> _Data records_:
*** Block opens ***

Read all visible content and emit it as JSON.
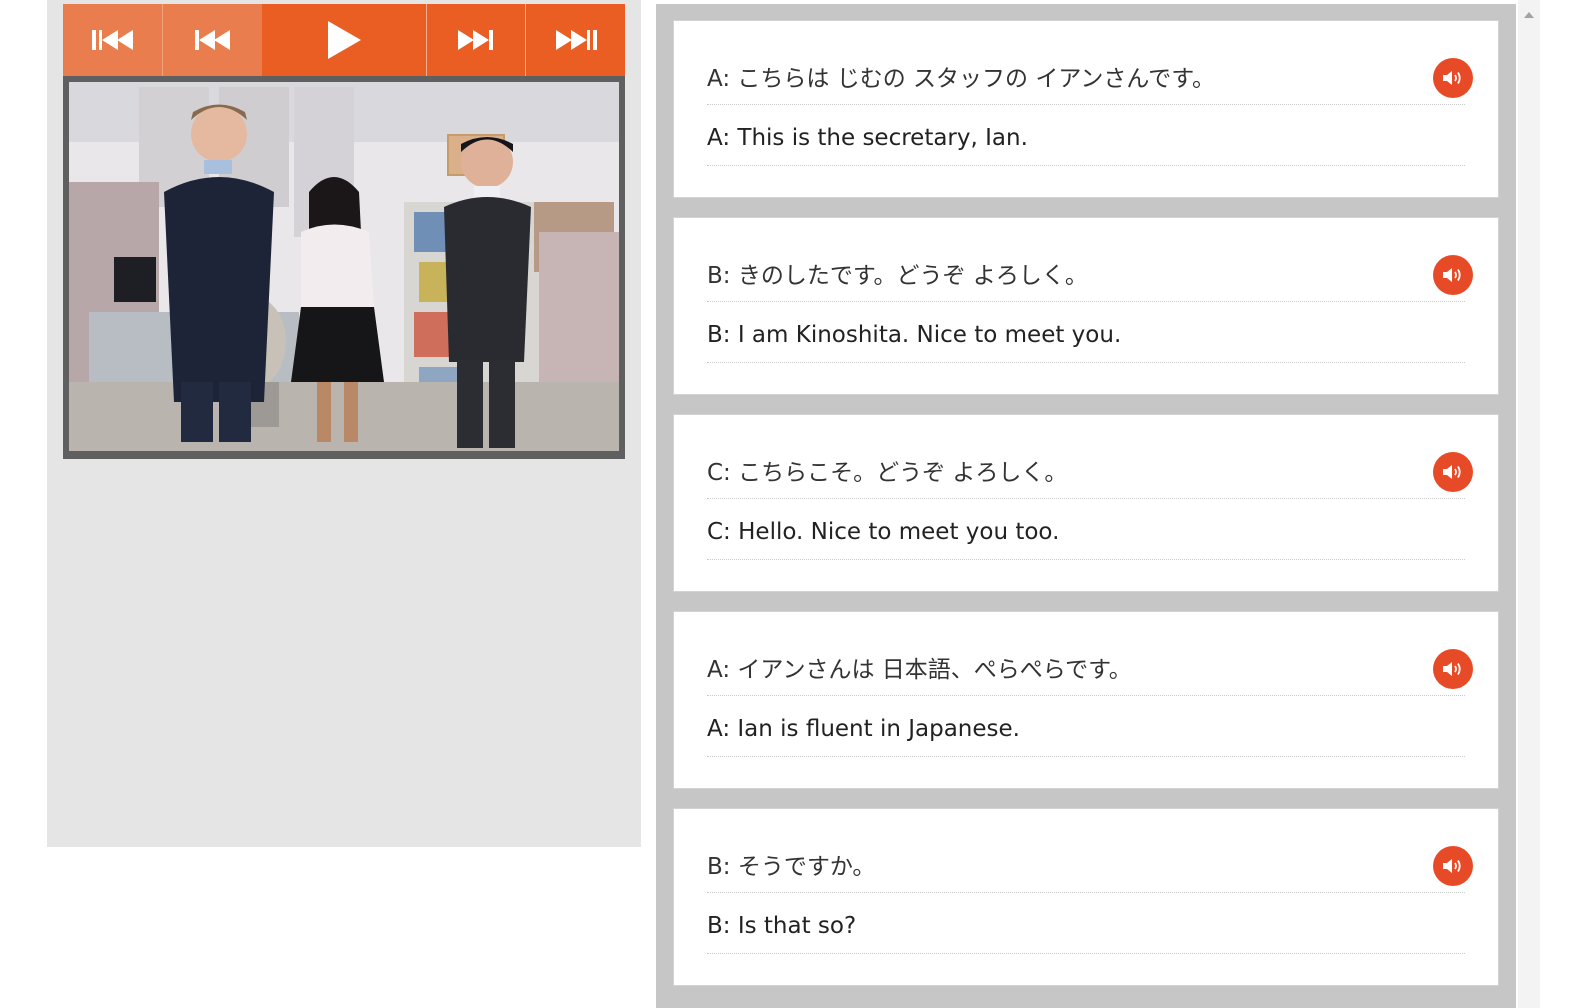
{
  "player": {
    "controls": [
      {
        "icon": "first-track-icon",
        "label": "first"
      },
      {
        "icon": "previous-icon",
        "label": "previous"
      },
      {
        "icon": "play-icon",
        "label": "play"
      },
      {
        "icon": "next-icon",
        "label": "next"
      },
      {
        "icon": "last-track-icon",
        "label": "last"
      }
    ],
    "accent_color": "#ea5d23",
    "inactive_color": "#ea7d4e"
  },
  "dialogue": [
    {
      "jp": "A: こちらは じむの スタッフの イアンさんです。",
      "en": "A: This is the secretary, Ian."
    },
    {
      "jp": "B: きのしたです。どうぞ よろしく。",
      "en": "B: I am Kinoshita. Nice to meet you."
    },
    {
      "jp": "C: こちらこそ。どうぞ よろしく。",
      "en": "C: Hello. Nice to meet you too."
    },
    {
      "jp": "A: イアンさんは 日本語、ぺらぺらです。",
      "en": "A: Ian is fluent in Japanese."
    },
    {
      "jp": "B: そうですか。",
      "en": "B: Is that so?"
    }
  ],
  "audio_icon": "speaker-icon",
  "audio_color": "#e74a26"
}
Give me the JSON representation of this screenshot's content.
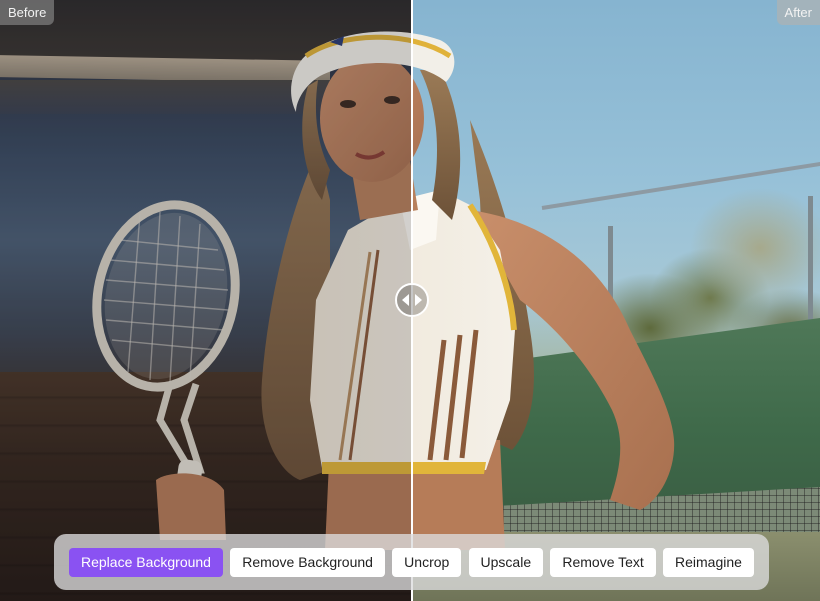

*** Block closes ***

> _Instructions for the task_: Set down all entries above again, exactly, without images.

> _Exercise answer_:
Read all visible content and emit it as JSON.
{
  "player": {
    "controls": [
      {
        "icon": "first-track-icon",
        "label": "first"
      },
      {
        "icon": "previous-icon",
        "label": "previous"
      },
      {
        "icon": "play-icon",
        "label": "play"
      },
      {
        "icon": "next-icon",
        "label": "next"
      },
      {
        "icon": "last-track-icon",
        "label": "last"
      }
    ],
    "accent_color": "#ea5d23",
    "inactive_color": "#ea7d4e"
  },
  "dialogue": [
    {
      "jp": "A: こちらは じむの スタッフの イアンさんです。",
      "en": "A: This is the secretary, Ian."
    },
    {
      "jp": "B: きのしたです。どうぞ よろしく。",
      "en": "B: I am Kinoshita. Nice to meet you."
    },
    {
      "jp": "C: こちらこそ。どうぞ よろしく。",
      "en": "C: Hello. Nice to meet you too."
    },
    {
      "jp": "A: イアンさんは 日本語、ぺらぺらです。",
      "en": "A: Ian is fluent in Japanese."
    },
    {
      "jp": "B: そうですか。",
      "en": "B: Is that so?"
    }
  ],
  "audio_icon": "speaker-icon",
  "audio_color": "#e74a26"
}
Give me the JSON representation of this screenshot's content.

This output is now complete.